Sharpens our understanding of whiteness, property, and happiness in startling ways.--David Roediger, author of Wages of Whiteness
Innovative.... [Hartman's] writing is impassioned and even lyrical at times.... This is a powerful and thought-provoking examination of slavery's far-reaching legacy.-- "Publishers Weekly"
The brilliance of the book--a brilliance that is considerable, formidable and rare--is present in the space Hartman leaves for the ongoing (re)production of [black] performance in all its guises and for a critical awareness of how each of those guises is always already present in and disruptive of the supposed originarity of that primal scene [of violence].--Fred Moten, author of The Consent Not to Be a Single Being
In Scenes of Subjection, Saidiya Hartman prepared an intellectual ground for the phrase [the afterlife of slavery] to take root.
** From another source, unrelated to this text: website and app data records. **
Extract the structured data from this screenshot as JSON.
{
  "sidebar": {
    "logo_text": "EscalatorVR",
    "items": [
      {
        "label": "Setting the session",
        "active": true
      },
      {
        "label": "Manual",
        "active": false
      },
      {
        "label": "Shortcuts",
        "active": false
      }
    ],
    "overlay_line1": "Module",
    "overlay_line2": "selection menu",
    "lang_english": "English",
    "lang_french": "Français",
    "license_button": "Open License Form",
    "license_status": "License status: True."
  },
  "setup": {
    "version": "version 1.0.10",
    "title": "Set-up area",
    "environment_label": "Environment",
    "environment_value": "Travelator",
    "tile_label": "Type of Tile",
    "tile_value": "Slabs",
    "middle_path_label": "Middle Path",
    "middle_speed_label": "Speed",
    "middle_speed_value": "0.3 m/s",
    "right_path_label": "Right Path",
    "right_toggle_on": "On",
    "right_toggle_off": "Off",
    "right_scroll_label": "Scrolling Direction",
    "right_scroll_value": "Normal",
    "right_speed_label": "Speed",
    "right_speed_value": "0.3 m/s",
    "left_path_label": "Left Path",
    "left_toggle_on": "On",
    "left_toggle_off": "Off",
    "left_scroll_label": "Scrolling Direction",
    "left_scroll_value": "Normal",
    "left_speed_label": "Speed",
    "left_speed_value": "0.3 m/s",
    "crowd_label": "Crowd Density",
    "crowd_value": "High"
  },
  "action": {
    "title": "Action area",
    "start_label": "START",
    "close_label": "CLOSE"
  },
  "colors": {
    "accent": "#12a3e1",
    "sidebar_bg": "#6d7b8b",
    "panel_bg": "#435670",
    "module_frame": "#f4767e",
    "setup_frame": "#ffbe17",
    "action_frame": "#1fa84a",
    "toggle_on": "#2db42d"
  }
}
Insisting that the conventional wisdom that slavery had died with legal emancipation was wrong, and that slavery was, as she put, 'transformed rather than annulled by the 13th amendment of the US constitution, ' Hartman challenged us to consider that slavery didn't just have a lingering trace or a shadowy aftereffect in the post-emancipation moment.--Stephanie Smallwood, author of Saltwater Slavery
Meticulously researched.... The 25th-anniversary edition of this pathbreaking work of scholarship is a gift to those interested in thinking deeply and expansively about slavery's ever-running machinations.--Omari Weekes "Vulture"